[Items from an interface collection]
[Start of section]
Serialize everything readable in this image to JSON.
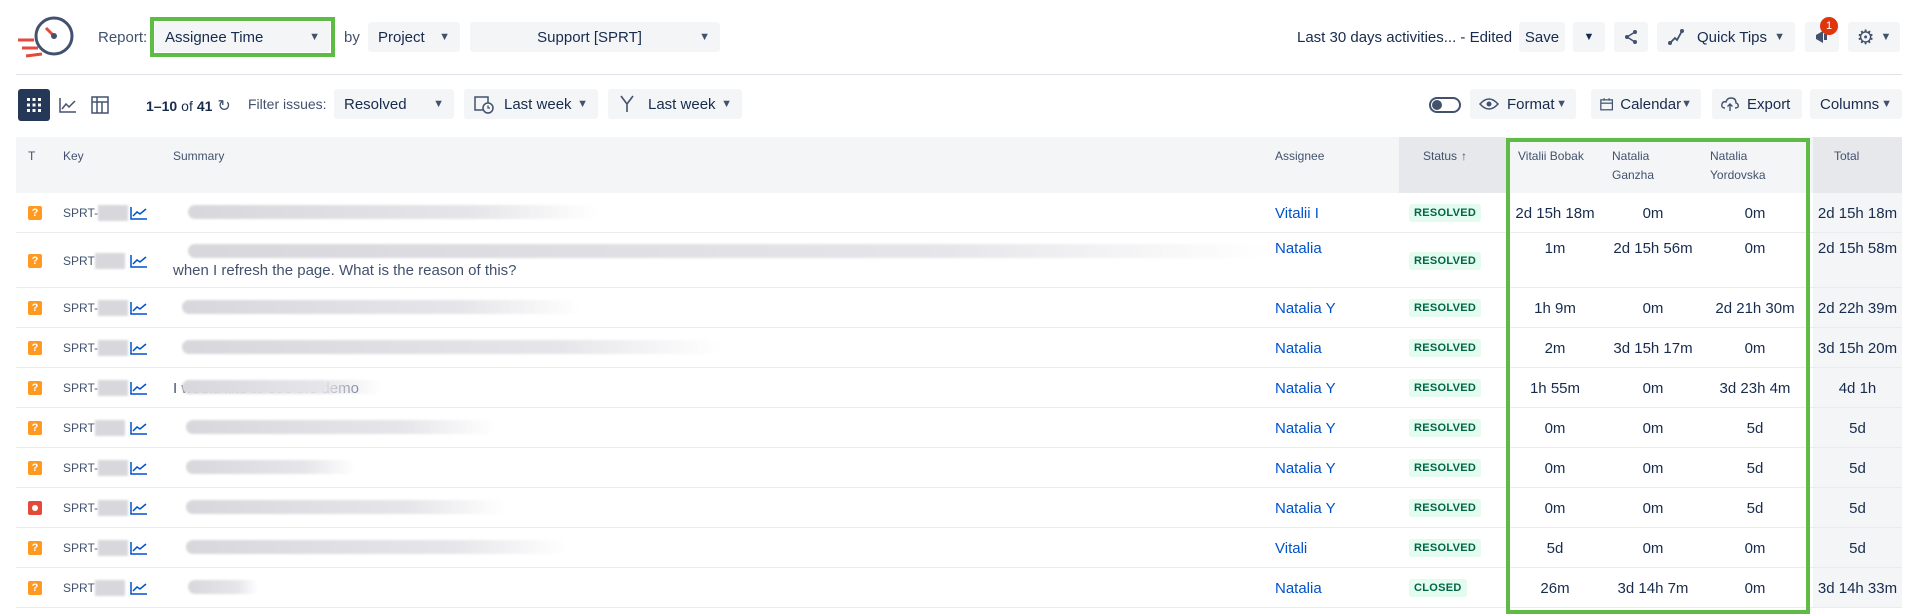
{
  "toolbar": {
    "report_label": "Report:",
    "report_value": "Assignee Time",
    "by_label": "by",
    "by_value": "Project",
    "project_value": "Support [SPRT]",
    "saved_view": "Last 30 days activities... - Edited",
    "save_label": "Save",
    "quick_tips_label": "Quick Tips",
    "notification_count": "1"
  },
  "filterbar": {
    "paging_prefix": "1–10",
    "paging_of": "of",
    "paging_total": "41",
    "filter_label": "Filter issues:",
    "filter_value": "Resolved",
    "date_range_1": "Last week",
    "date_range_2": "Last week",
    "format_label": "Format",
    "calendar_label": "Calendar",
    "export_label": "Export",
    "columns_label": "Columns"
  },
  "table": {
    "headers": {
      "type": "T",
      "key": "Key",
      "summary": "Summary",
      "assignee": "Assignee",
      "status": "Status",
      "user1": "Vitalii Bobak",
      "user2_line1": "Natalia",
      "user2_line2": "Ganzha",
      "user3_line1": "Natalia",
      "user3_line2": "Yordovska",
      "total": "Total"
    },
    "rows": [
      {
        "type": "question",
        "key": "SPRT-",
        "summary": "",
        "assignee": "Vitalii I",
        "status": "RESOLVED",
        "u1": "2d 15h 18m",
        "u2": "0m",
        "u3": "0m",
        "total": "2d 15h 18m"
      },
      {
        "type": "question",
        "key": "SPRT",
        "summary": "when I refresh the page. What is the reason of this?",
        "assignee": "Natalia",
        "status": "RESOLVED",
        "u1": "1m",
        "u2": "2d 15h 56m",
        "u3": "0m",
        "total": "2d 15h 58m"
      },
      {
        "type": "question",
        "key": "SPRT-",
        "summary": "",
        "assignee": "Natalia Y",
        "status": "RESOLVED",
        "u1": "1h 9m",
        "u2": "0m",
        "u3": "2d 21h 30m",
        "total": "2d 22h 39m"
      },
      {
        "type": "question",
        "key": "SPRT-",
        "summary": "",
        "assignee": "Natalia",
        "status": "RESOLVED",
        "u1": "2m",
        "u2": "3d 15h 17m",
        "u3": "0m",
        "total": "3d 15h 20m"
      },
      {
        "type": "question",
        "key": "SPRT-",
        "summary": "I would like to see the demo",
        "assignee": "Natalia Y",
        "status": "RESOLVED",
        "u1": "1h 55m",
        "u2": "0m",
        "u3": "3d 23h 4m",
        "total": "4d 1h"
      },
      {
        "type": "question",
        "key": "SPRT",
        "summary": "",
        "assignee": "Natalia Y",
        "status": "RESOLVED",
        "u1": "0m",
        "u2": "0m",
        "u3": "5d",
        "total": "5d"
      },
      {
        "type": "question",
        "key": "SPRT-",
        "summary": "",
        "assignee": "Natalia Y",
        "status": "RESOLVED",
        "u1": "0m",
        "u2": "0m",
        "u3": "5d",
        "total": "5d"
      },
      {
        "type": "bug",
        "key": "SPRT-",
        "summary": "",
        "assignee": "Natalia Y",
        "status": "RESOLVED",
        "u1": "0m",
        "u2": "0m",
        "u3": "5d",
        "total": "5d"
      },
      {
        "type": "question",
        "key": "SPRT-",
        "summary": "",
        "assignee": "Vitali",
        "status": "RESOLVED",
        "u1": "5d",
        "u2": "0m",
        "u3": "0m",
        "total": "5d"
      },
      {
        "type": "question",
        "key": "SPRT",
        "summary": "",
        "assignee": "Natalia",
        "status": "CLOSED",
        "u1": "26m",
        "u2": "3d 14h 7m",
        "u3": "0m",
        "total": "3d 14h 33m"
      }
    ]
  },
  "colors": {
    "highlight": "#5dbb46",
    "link": "#0052cc",
    "badge_text": "#006644",
    "badge_bg": "#e3fcef",
    "question_icon": "#ff991f",
    "bug_icon": "#e5493a",
    "notification": "#de350b"
  },
  "icons": [
    "timer-logo-icon",
    "share-icon",
    "quick-tips-icon",
    "megaphone-icon",
    "gear-icon",
    "grid-view-icon",
    "chart-view-icon",
    "pivot-view-icon",
    "refresh-icon",
    "calendar-clock-icon",
    "branch-icon",
    "toggle-icon",
    "eye-icon",
    "calendar-icon",
    "export-icon",
    "trend-chart-icon",
    "question-type-icon",
    "bug-type-icon",
    "sort-up-icon"
  ]
}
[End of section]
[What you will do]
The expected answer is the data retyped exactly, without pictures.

[Written response]
Serialize everything readable in this image to JSON.
{
  "toolbar": {
    "report_label": "Report:",
    "report_value": "Assignee Time",
    "by_label": "by",
    "by_value": "Project",
    "project_value": "Support [SPRT]",
    "saved_view": "Last 30 days activities... - Edited",
    "save_label": "Save",
    "quick_tips_label": "Quick Tips",
    "notification_count": "1"
  },
  "filterbar": {
    "paging_prefix": "1–10",
    "paging_of": "of",
    "paging_total": "41",
    "filter_label": "Filter issues:",
    "filter_value": "Resolved",
    "date_range_1": "Last week",
    "date_range_2": "Last week",
    "format_label": "Format",
    "calendar_label": "Calendar",
    "export_label": "Export",
    "columns_label": "Columns"
  },
  "table": {
    "headers": {
      "type": "T",
      "key": "Key",
      "summary": "Summary",
      "assignee": "Assignee",
      "status": "Status",
      "user1": "Vitalii Bobak",
      "user2_line1": "Natalia",
      "user2_line2": "Ganzha",
      "user3_line1": "Natalia",
      "user3_line2": "Yordovska",
      "total": "Total"
    },
    "rows": [
      {
        "type": "question",
        "key": "SPRT-",
        "summary": "",
        "assignee": "Vitalii I",
        "status": "RESOLVED",
        "u1": "2d 15h 18m",
        "u2": "0m",
        "u3": "0m",
        "total": "2d 15h 18m"
      },
      {
        "type": "question",
        "key": "SPRT",
        "summary": "when I refresh the page. What is the reason of this?",
        "assignee": "Natalia",
        "status": "RESOLVED",
        "u1": "1m",
        "u2": "2d 15h 56m",
        "u3": "0m",
        "total": "2d 15h 58m"
      },
      {
        "type": "question",
        "key": "SPRT-",
        "summary": "",
        "assignee": "Natalia Y",
        "status": "RESOLVED",
        "u1": "1h 9m",
        "u2": "0m",
        "u3": "2d 21h 30m",
        "total": "2d 22h 39m"
      },
      {
        "type": "question",
        "key": "SPRT-",
        "summary": "",
        "assignee": "Natalia",
        "status": "RESOLVED",
        "u1": "2m",
        "u2": "3d 15h 17m",
        "u3": "0m",
        "total": "3d 15h 20m"
      },
      {
        "type": "question",
        "key": "SPRT-",
        "summary": "I would like to see the demo",
        "assignee": "Natalia Y",
        "status": "RESOLVED",
        "u1": "1h 55m",
        "u2": "0m",
        "u3": "3d 23h 4m",
        "total": "4d 1h"
      },
      {
        "type": "question",
        "key": "SPRT",
        "summary": "",
        "assignee": "Natalia Y",
        "status": "RESOLVED",
        "u1": "0m",
        "u2": "0m",
        "u3": "5d",
        "total": "5d"
      },
      {
        "type": "question",
        "key": "SPRT-",
        "summary": "",
        "assignee": "Natalia Y",
        "status": "RESOLVED",
        "u1": "0m",
        "u2": "0m",
        "u3": "5d",
        "total": "5d"
      },
      {
        "type": "bug",
        "key": "SPRT-",
        "summary": "",
        "assignee": "Natalia Y",
        "status": "RESOLVED",
        "u1": "0m",
        "u2": "0m",
        "u3": "5d",
        "total": "5d"
      },
      {
        "type": "question",
        "key": "SPRT-",
        "summary": "",
        "assignee": "Vitali",
        "status": "RESOLVED",
        "u1": "5d",
        "u2": "0m",
        "u3": "0m",
        "total": "5d"
      },
      {
        "type": "question",
        "key": "SPRT",
        "summary": "",
        "assignee": "Natalia",
        "status": "CLOSED",
        "u1": "26m",
        "u2": "3d 14h 7m",
        "u3": "0m",
        "total": "3d 14h 33m"
      }
    ]
  },
  "colors": {
    "highlight": "#5dbb46",
    "link": "#0052cc",
    "badge_text": "#006644",
    "badge_bg": "#e3fcef",
    "question_icon": "#ff991f",
    "bug_icon": "#e5493a",
    "notification": "#de350b"
  },
  "icons": [
    "timer-logo-icon",
    "share-icon",
    "quick-tips-icon",
    "megaphone-icon",
    "gear-icon",
    "grid-view-icon",
    "chart-view-icon",
    "pivot-view-icon",
    "refresh-icon",
    "calendar-clock-icon",
    "branch-icon",
    "toggle-icon",
    "eye-icon",
    "calendar-icon",
    "export-icon",
    "trend-chart-icon",
    "question-type-icon",
    "bug-type-icon",
    "sort-up-icon"
  ]
}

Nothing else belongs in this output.